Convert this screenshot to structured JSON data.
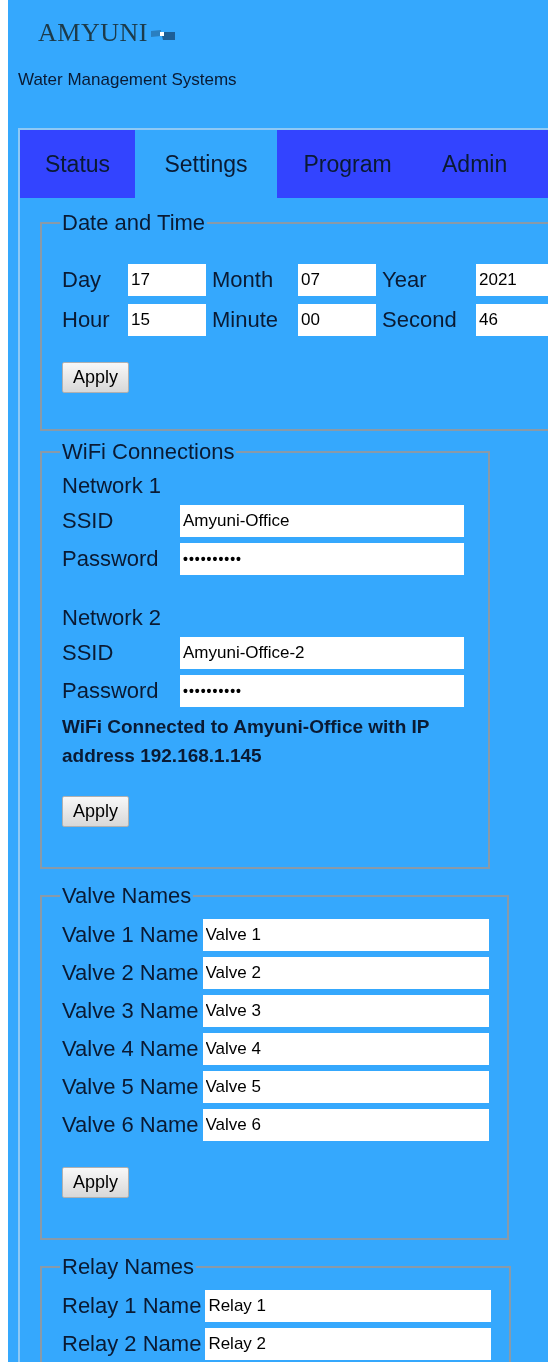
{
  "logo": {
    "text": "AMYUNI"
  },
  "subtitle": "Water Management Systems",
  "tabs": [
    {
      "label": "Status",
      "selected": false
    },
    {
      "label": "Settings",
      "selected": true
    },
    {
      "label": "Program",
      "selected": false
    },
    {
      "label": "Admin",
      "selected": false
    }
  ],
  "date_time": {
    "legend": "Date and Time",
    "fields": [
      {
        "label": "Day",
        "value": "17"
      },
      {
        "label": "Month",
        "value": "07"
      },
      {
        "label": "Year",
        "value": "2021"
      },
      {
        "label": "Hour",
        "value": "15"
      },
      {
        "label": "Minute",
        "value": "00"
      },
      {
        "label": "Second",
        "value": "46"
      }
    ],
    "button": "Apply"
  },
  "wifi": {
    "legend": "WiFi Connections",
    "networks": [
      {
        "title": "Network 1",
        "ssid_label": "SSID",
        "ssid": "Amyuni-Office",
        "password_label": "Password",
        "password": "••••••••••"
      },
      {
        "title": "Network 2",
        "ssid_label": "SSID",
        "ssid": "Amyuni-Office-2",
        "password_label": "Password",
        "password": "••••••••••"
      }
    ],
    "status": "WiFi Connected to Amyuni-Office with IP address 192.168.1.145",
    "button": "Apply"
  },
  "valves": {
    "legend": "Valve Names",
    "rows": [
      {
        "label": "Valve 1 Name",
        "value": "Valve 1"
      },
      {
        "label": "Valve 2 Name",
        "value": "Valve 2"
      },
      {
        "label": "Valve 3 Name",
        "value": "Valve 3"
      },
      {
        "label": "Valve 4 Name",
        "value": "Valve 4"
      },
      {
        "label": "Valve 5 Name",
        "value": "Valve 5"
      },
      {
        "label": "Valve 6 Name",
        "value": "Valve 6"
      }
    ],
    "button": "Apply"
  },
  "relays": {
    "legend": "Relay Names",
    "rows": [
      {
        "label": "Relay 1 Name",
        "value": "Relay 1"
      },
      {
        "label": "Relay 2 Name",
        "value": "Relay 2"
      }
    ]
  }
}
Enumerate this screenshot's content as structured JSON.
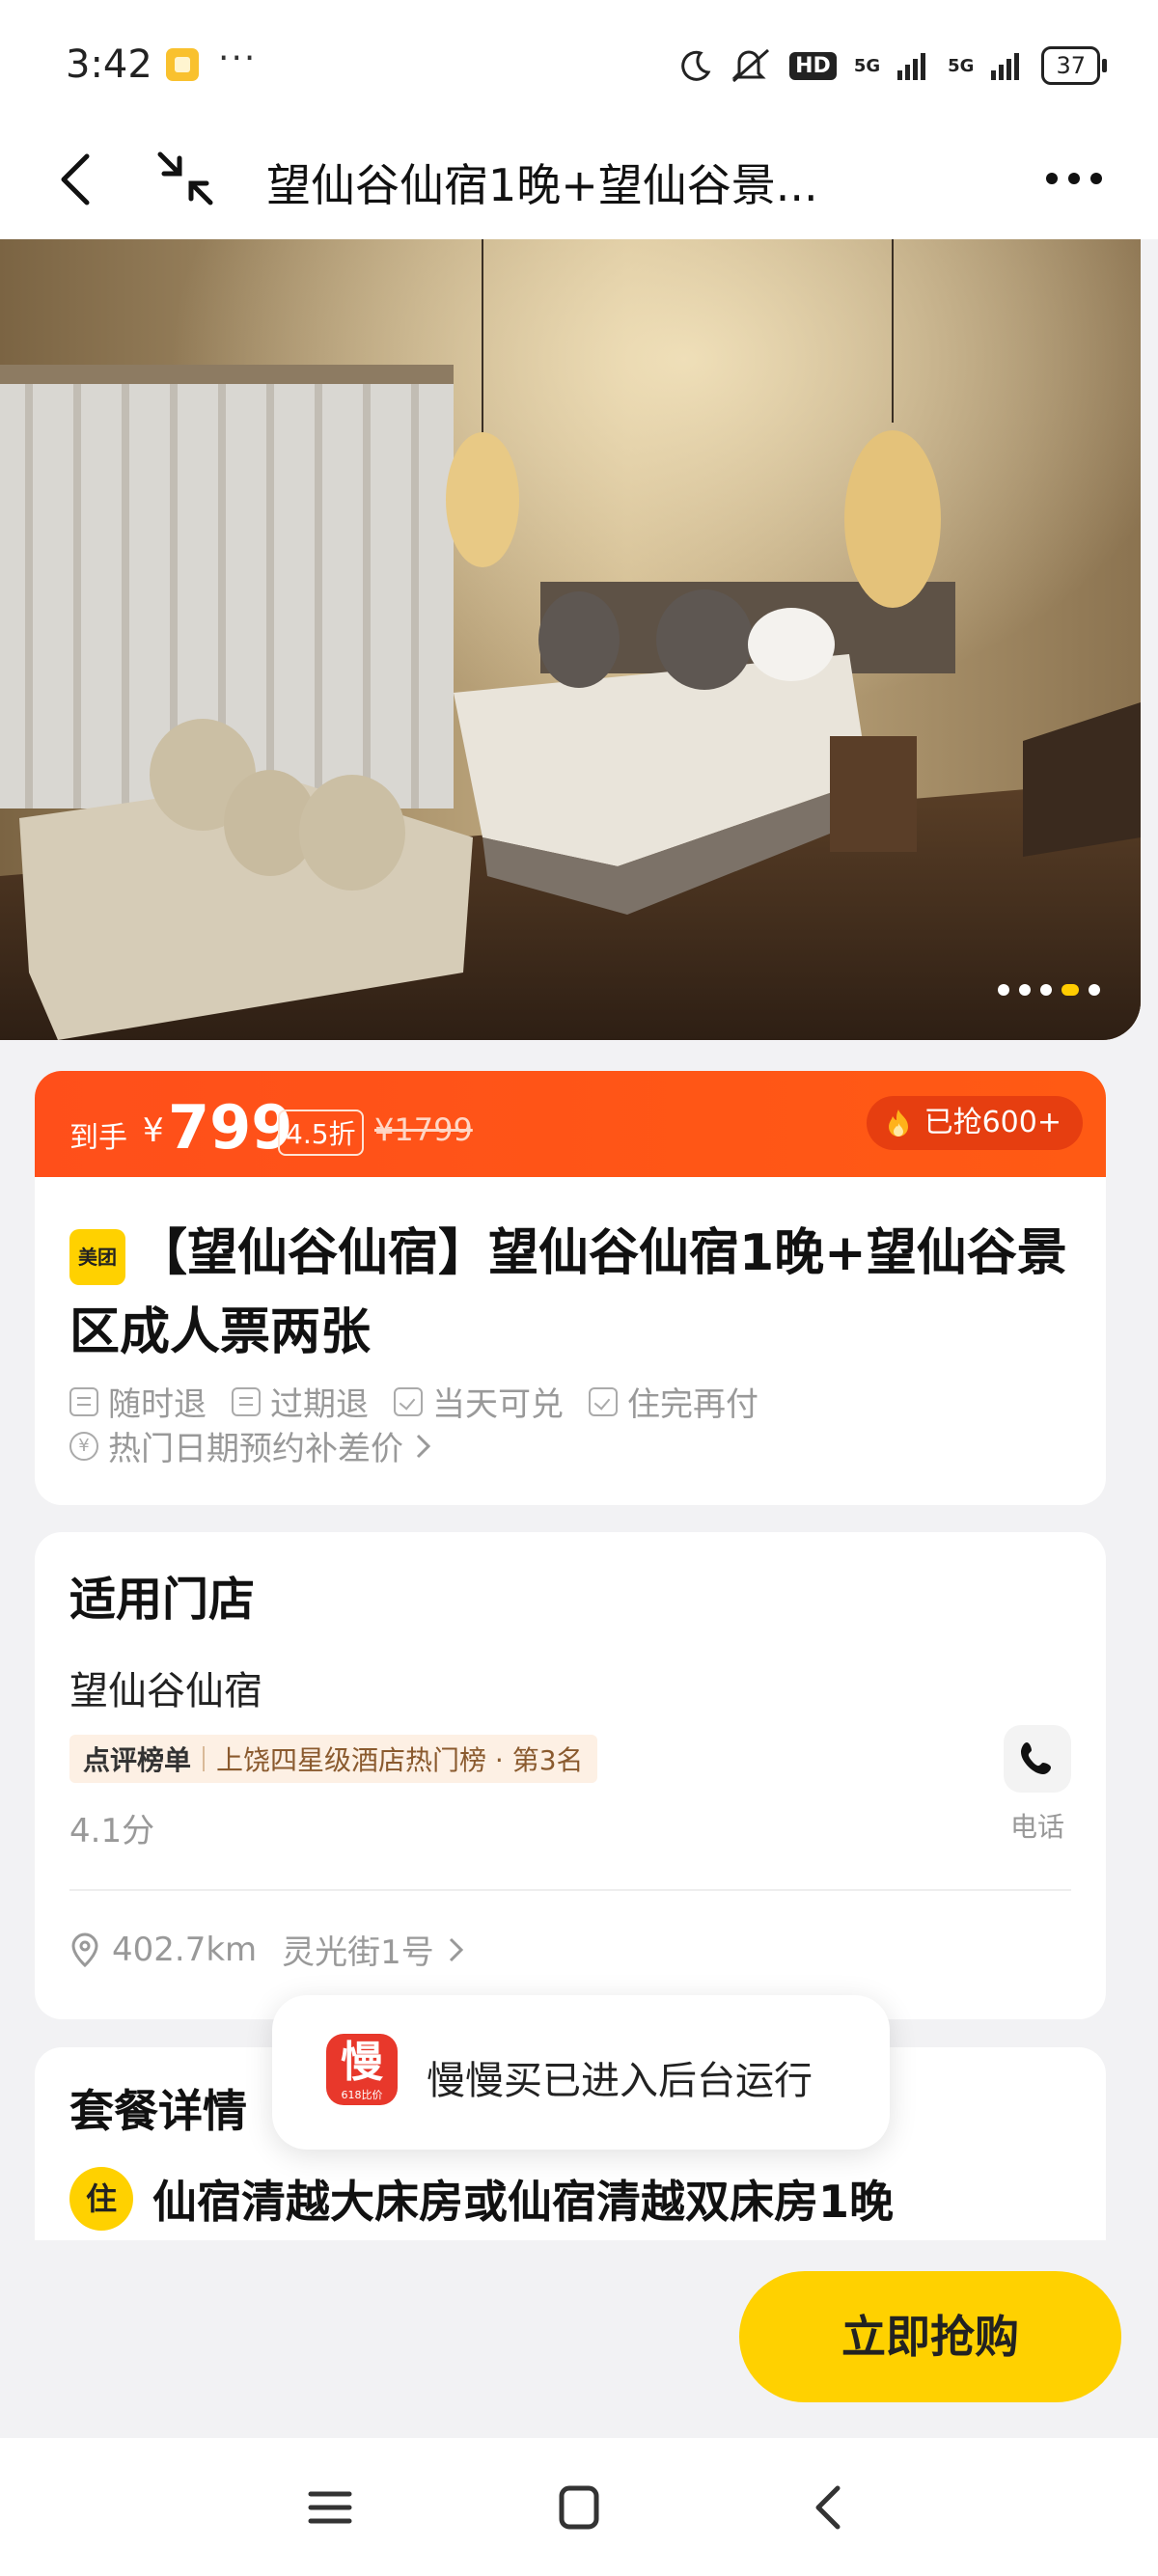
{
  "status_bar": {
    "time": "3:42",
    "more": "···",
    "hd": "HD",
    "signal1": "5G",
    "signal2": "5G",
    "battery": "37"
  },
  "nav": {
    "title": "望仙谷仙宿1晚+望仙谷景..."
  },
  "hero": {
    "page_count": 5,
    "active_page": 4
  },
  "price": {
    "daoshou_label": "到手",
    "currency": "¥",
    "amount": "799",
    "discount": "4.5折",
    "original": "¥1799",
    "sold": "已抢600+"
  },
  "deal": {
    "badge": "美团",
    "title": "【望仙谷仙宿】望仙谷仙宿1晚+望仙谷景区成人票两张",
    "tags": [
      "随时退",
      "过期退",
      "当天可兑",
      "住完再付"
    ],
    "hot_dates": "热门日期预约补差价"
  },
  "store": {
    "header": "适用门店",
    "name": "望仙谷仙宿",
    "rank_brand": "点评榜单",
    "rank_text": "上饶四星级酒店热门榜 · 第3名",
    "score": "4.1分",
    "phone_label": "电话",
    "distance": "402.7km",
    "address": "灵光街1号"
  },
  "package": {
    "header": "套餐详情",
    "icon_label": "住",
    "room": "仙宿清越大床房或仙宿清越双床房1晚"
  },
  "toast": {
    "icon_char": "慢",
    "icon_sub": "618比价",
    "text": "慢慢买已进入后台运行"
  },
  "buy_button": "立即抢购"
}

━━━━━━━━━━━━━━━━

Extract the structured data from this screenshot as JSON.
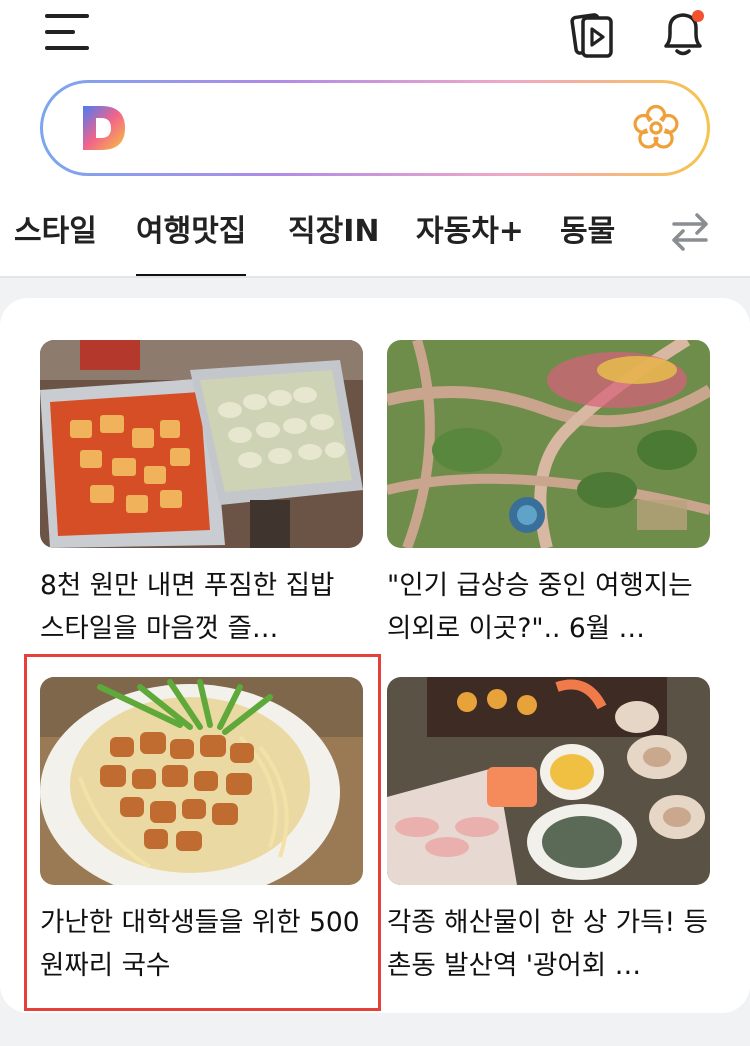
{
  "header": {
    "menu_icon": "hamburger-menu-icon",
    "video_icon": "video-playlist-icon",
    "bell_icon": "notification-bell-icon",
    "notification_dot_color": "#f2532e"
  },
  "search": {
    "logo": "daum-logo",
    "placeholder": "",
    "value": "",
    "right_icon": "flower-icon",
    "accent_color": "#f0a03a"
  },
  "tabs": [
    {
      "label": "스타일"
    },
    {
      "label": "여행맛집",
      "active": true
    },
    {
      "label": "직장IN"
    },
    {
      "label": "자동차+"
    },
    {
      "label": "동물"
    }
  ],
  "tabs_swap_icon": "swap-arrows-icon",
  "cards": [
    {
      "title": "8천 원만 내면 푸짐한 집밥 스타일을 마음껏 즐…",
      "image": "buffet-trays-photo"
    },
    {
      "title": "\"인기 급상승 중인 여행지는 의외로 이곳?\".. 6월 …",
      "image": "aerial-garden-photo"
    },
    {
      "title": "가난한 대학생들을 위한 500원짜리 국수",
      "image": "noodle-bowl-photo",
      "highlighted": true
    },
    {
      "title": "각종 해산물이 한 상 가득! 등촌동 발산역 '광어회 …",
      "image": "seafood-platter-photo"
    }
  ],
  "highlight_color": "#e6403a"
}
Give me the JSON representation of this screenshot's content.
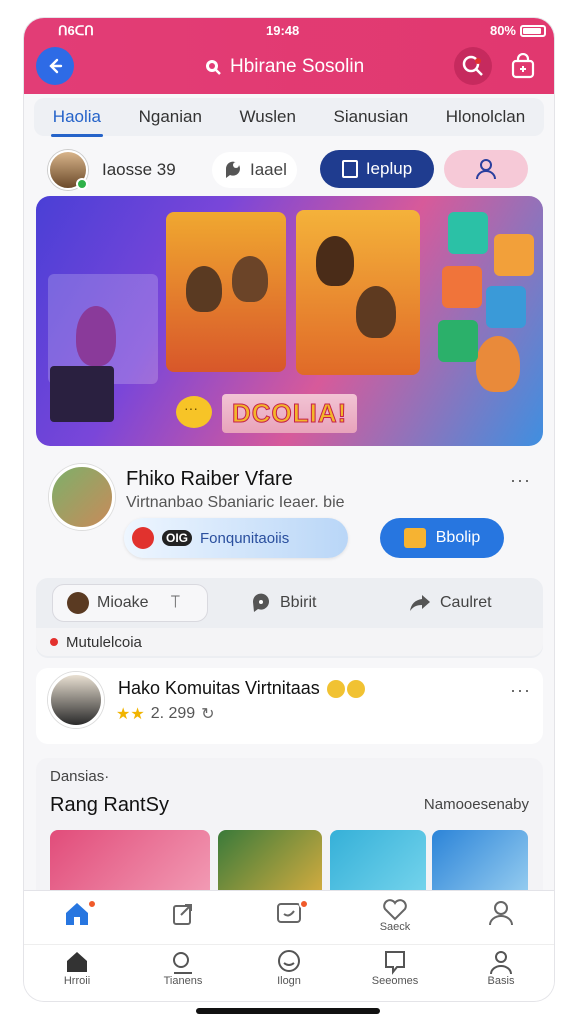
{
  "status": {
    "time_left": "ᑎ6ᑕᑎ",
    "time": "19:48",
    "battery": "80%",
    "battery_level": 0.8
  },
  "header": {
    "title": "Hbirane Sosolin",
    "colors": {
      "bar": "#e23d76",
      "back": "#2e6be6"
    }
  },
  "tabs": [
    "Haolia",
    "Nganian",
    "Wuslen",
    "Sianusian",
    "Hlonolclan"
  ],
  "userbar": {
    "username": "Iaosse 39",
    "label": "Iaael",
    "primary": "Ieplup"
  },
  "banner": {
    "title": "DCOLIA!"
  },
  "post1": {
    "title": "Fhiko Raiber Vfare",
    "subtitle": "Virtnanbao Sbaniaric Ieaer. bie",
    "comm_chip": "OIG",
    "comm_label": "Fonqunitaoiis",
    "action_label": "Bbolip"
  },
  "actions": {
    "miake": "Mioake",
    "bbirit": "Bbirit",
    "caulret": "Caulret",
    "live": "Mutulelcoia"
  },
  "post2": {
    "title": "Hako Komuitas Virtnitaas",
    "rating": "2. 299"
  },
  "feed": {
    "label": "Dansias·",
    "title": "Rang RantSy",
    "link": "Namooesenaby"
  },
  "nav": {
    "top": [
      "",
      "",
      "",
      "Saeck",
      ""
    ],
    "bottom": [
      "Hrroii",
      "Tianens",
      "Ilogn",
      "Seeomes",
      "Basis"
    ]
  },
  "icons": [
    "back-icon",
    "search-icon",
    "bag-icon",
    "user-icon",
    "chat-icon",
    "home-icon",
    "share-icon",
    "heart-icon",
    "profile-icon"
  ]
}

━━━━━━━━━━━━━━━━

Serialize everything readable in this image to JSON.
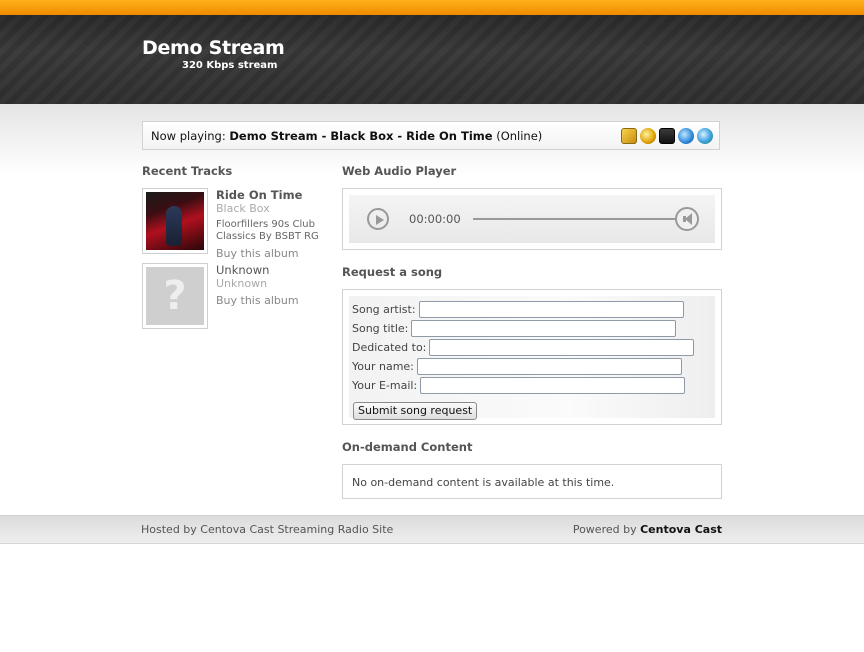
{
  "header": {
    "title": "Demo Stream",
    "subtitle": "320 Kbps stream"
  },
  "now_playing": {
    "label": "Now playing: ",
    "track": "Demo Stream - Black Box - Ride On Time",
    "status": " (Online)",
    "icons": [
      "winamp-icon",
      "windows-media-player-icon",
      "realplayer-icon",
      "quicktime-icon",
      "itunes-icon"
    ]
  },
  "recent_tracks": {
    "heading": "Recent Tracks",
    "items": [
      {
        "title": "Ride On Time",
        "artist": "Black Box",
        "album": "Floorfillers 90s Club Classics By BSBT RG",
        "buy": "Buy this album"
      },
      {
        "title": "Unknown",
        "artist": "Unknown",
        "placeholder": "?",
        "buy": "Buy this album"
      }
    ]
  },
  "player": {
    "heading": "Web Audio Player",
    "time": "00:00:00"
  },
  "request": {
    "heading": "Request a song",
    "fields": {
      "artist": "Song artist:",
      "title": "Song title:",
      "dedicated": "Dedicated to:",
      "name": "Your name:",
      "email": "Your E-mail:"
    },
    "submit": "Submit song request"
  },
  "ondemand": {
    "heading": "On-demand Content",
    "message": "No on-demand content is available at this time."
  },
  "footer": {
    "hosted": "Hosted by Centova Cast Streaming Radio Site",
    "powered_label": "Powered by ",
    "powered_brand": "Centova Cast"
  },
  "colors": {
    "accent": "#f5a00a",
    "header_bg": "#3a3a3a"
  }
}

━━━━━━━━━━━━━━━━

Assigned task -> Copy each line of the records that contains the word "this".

Response below ->
Convert this screenshot to structured JSON data.
Enumerate this screenshot's content as structured JSON.
Extract the structured data from this screenshot as JSON.
Give me the JSON representation of this screenshot's content.
Serialize everything readable in this image to JSON.
        "buy": "Buy this album"
        "buy": "Buy this album"
    "message": "No on-demand content is available at this time."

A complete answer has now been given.